Element data from apps and pages:

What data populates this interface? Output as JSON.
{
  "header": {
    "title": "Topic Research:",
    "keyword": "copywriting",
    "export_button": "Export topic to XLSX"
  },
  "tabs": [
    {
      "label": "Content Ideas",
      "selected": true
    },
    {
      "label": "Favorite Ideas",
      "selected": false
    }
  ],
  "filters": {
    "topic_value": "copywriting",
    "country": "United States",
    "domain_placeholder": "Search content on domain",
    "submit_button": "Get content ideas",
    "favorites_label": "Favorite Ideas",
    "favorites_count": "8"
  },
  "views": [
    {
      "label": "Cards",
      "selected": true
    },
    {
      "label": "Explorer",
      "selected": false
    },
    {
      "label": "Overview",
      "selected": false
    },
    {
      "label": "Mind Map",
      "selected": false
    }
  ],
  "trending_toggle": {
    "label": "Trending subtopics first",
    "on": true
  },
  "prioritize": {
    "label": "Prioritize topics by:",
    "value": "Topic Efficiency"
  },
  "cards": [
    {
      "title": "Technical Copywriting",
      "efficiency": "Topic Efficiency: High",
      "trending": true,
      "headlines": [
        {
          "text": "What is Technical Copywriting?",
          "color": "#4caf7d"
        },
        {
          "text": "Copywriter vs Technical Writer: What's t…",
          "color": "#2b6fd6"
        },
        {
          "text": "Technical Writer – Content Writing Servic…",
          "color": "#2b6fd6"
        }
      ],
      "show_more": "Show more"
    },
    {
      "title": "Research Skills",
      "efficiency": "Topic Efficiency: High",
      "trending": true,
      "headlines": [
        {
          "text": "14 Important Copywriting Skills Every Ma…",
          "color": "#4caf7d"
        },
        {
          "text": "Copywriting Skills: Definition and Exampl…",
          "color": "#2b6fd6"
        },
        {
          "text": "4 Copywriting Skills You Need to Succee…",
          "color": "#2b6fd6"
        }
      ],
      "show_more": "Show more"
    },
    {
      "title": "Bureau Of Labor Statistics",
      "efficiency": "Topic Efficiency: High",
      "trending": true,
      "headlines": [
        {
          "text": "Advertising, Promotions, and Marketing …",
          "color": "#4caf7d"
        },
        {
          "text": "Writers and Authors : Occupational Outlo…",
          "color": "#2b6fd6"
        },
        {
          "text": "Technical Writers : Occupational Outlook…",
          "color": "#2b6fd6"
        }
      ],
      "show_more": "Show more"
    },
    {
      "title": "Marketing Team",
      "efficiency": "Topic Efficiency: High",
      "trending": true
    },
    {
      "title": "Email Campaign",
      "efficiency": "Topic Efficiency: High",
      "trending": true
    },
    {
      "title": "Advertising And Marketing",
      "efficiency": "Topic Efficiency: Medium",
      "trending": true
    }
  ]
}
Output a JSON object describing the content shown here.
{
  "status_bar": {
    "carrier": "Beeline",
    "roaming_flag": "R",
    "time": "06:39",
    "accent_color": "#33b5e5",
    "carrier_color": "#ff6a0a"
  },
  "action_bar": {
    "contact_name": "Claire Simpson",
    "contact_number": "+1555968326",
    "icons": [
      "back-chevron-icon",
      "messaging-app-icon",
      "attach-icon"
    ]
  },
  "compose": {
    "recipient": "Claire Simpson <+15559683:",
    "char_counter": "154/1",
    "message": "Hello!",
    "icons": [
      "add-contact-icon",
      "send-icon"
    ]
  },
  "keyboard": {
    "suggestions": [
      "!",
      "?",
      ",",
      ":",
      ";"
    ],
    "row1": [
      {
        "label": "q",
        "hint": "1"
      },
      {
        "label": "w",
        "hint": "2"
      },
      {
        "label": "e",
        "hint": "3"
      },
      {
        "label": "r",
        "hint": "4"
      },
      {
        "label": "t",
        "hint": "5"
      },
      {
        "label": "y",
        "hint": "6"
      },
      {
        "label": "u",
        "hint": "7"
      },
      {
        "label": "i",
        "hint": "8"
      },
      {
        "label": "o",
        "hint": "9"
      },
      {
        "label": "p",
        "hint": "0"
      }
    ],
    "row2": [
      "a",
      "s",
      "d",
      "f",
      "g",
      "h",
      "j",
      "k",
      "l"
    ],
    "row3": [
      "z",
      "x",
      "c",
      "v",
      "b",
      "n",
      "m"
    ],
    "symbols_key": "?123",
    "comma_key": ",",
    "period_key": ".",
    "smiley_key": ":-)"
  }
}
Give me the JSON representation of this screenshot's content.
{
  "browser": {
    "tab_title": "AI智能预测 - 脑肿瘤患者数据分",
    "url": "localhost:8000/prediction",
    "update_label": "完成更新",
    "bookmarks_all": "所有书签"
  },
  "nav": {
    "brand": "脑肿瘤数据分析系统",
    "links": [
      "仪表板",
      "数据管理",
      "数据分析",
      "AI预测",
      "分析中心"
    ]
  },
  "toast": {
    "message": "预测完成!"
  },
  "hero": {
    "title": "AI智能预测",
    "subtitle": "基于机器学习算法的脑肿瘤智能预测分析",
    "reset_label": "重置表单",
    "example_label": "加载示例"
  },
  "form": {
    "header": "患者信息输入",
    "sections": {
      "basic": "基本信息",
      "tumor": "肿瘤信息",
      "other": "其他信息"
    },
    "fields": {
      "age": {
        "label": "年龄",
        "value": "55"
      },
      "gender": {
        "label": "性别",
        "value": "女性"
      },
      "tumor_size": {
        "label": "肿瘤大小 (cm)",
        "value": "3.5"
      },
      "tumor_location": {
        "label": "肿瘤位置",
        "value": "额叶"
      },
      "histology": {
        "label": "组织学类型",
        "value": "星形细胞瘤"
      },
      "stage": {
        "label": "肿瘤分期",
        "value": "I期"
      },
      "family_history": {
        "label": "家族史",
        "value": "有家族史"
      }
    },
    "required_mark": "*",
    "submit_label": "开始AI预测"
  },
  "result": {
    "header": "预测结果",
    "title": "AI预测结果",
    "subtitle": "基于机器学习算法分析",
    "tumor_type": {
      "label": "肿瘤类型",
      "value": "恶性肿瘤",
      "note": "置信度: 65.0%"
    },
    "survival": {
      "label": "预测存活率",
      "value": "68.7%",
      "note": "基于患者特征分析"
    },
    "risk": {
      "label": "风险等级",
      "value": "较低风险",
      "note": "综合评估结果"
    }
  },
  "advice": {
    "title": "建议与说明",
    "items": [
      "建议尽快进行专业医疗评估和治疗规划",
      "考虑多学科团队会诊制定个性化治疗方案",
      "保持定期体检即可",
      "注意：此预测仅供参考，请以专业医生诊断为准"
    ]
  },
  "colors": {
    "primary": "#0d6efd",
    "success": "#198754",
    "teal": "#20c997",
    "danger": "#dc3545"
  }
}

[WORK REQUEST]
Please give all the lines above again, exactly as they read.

[EXERCISE RESULT]
What data populates this interface? Output as JSON.
{
  "header": {
    "title": "Topic Research:",
    "keyword": "copywriting",
    "export_button": "Export topic to XLSX"
  },
  "tabs": [
    {
      "label": "Content Ideas",
      "selected": true
    },
    {
      "label": "Favorite Ideas",
      "selected": false
    }
  ],
  "filters": {
    "topic_value": "copywriting",
    "country": "United States",
    "domain_placeholder": "Search content on domain",
    "submit_button": "Get content ideas",
    "favorites_label": "Favorite Ideas",
    "favorites_count": "8"
  },
  "views": [
    {
      "label": "Cards",
      "selected": true
    },
    {
      "label": "Explorer",
      "selected": false
    },
    {
      "label": "Overview",
      "selected": false
    },
    {
      "label": "Mind Map",
      "selected": false
    }
  ],
  "trending_toggle": {
    "label": "Trending subtopics first",
    "on": true
  },
  "prioritize": {
    "label": "Prioritize topics by:",
    "value": "Topic Efficiency"
  },
  "cards": [
    {
      "title": "Technical Copywriting",
      "efficiency": "Topic Efficiency: High",
      "trending": true,
      "headlines": [
        {
          "text": "What is Technical Copywriting?",
          "color": "#4caf7d"
        },
        {
          "text": "Copywriter vs Technical Writer: What's t…",
          "color": "#2b6fd6"
        },
        {
          "text": "Technical Writer – Content Writing Servic…",
          "color": "#2b6fd6"
        }
      ],
      "show_more": "Show more"
    },
    {
      "title": "Research Skills",
      "efficiency": "Topic Efficiency: High",
      "trending": true,
      "headlines": [
        {
          "text": "14 Important Copywriting Skills Every Ma…",
          "color": "#4caf7d"
        },
        {
          "text": "Copywriting Skills: Definition and Exampl…",
          "color": "#2b6fd6"
        },
        {
          "text": "4 Copywriting Skills You Need to Succee…",
          "color": "#2b6fd6"
        }
      ],
      "show_more": "Show more"
    },
    {
      "title": "Bureau Of Labor Statistics",
      "efficiency": "Topic Efficiency: High",
      "trending": true,
      "headlines": [
        {
          "text": "Advertising, Promotions, and Marketing …",
          "color": "#4caf7d"
        },
        {
          "text": "Writers and Authors : Occupational Outlo…",
          "color": "#2b6fd6"
        },
        {
          "text": "Technical Writers : Occupational Outlook…",
          "color": "#2b6fd6"
        }
      ],
      "show_more": "Show more"
    },
    {
      "title": "Marketing Team",
      "efficiency": "Topic Efficiency: High",
      "trending": true
    },
    {
      "title": "Email Campaign",
      "efficiency": "Topic Efficiency: High",
      "trending": true
    },
    {
      "title": "Advertising And Marketing",
      "efficiency": "Topic Efficiency: Medium",
      "trending": true
    }
  ]
}
Output a JSON object describing the content shown here.
{
  "status_bar": {
    "carrier": "Beeline",
    "roaming_flag": "R",
    "time": "06:39",
    "accent_color": "#33b5e5",
    "carrier_color": "#ff6a0a"
  },
  "action_bar": {
    "contact_name": "Claire Simpson",
    "contact_number": "+1555968326",
    "icons": [
      "back-chevron-icon",
      "messaging-app-icon",
      "attach-icon"
    ]
  },
  "compose": {
    "recipient": "Claire Simpson <+15559683:",
    "char_counter": "154/1",
    "message": "Hello!",
    "icons": [
      "add-contact-icon",
      "send-icon"
    ]
  },
  "keyboard": {
    "suggestions": [
      "!",
      "?",
      ",",
      ":",
      ";"
    ],
    "row1": [
      {
        "label": "q",
        "hint": "1"
      },
      {
        "label": "w",
        "hint": "2"
      },
      {
        "label": "e",
        "hint": "3"
      },
      {
        "label": "r",
        "hint": "4"
      },
      {
        "label": "t",
        "hint": "5"
      },
      {
        "label": "y",
        "hint": "6"
      },
      {
        "label": "u",
        "hint": "7"
      },
      {
        "label": "i",
        "hint": "8"
      },
      {
        "label": "o",
        "hint": "9"
      },
      {
        "label": "p",
        "hint": "0"
      }
    ],
    "row2": [
      "a",
      "s",
      "d",
      "f",
      "g",
      "h",
      "j",
      "k",
      "l"
    ],
    "row3": [
      "z",
      "x",
      "c",
      "v",
      "b",
      "n",
      "m"
    ],
    "symbols_key": "?123",
    "comma_key": ",",
    "period_key": ".",
    "smiley_key": ":-)"
  }
}
Give me the JSON representation of this screenshot's content.
{
  "browser": {
    "tab_title": "AI智能预测 - 脑肿瘤患者数据分",
    "url": "localhost:8000/prediction",
    "update_label": "完成更新",
    "bookmarks_all": "所有书签"
  },
  "nav": {
    "brand": "脑肿瘤数据分析系统",
    "links": [
      "仪表板",
      "数据管理",
      "数据分析",
      "AI预测",
      "分析中心"
    ]
  },
  "toast": {
    "message": "预测完成!"
  },
  "hero": {
    "title": "AI智能预测",
    "subtitle": "基于机器学习算法的脑肿瘤智能预测分析",
    "reset_label": "重置表单",
    "example_label": "加载示例"
  },
  "form": {
    "header": "患者信息输入",
    "sections": {
      "basic": "基本信息",
      "tumor": "肿瘤信息",
      "other": "其他信息"
    },
    "fields": {
      "age": {
        "label": "年龄",
        "value": "55"
      },
      "gender": {
        "label": "性别",
        "value": "女性"
      },
      "tumor_size": {
        "label": "肿瘤大小 (cm)",
        "value": "3.5"
      },
      "tumor_location": {
        "label": "肿瘤位置",
        "value": "额叶"
      },
      "histology": {
        "label": "组织学类型",
        "value": "星形细胞瘤"
      },
      "stage": {
        "label": "肿瘤分期",
        "value": "I期"
      },
      "family_history": {
        "label": "家族史",
        "value": "有家族史"
      }
    },
    "required_mark": "*",
    "submit_label": "开始AI预测"
  },
  "result": {
    "header": "预测结果",
    "title": "AI预测结果",
    "subtitle": "基于机器学习算法分析",
    "tumor_type": {
      "label": "肿瘤类型",
      "value": "恶性肿瘤",
      "note": "置信度: 65.0%"
    },
    "survival": {
      "label": "预测存活率",
      "value": "68.7%",
      "note": "基于患者特征分析"
    },
    "risk": {
      "label": "风险等级",
      "value": "较低风险",
      "note": "综合评估结果"
    }
  },
  "advice": {
    "title": "建议与说明",
    "items": [
      "建议尽快进行专业医疗评估和治疗规划",
      "考虑多学科团队会诊制定个性化治疗方案",
      "保持定期体检即可",
      "注意：此预测仅供参考，请以专业医生诊断为准"
    ]
  },
  "colors": {
    "primary": "#0d6efd",
    "success": "#198754",
    "teal": "#20c997",
    "danger": "#dc3545"
  }
}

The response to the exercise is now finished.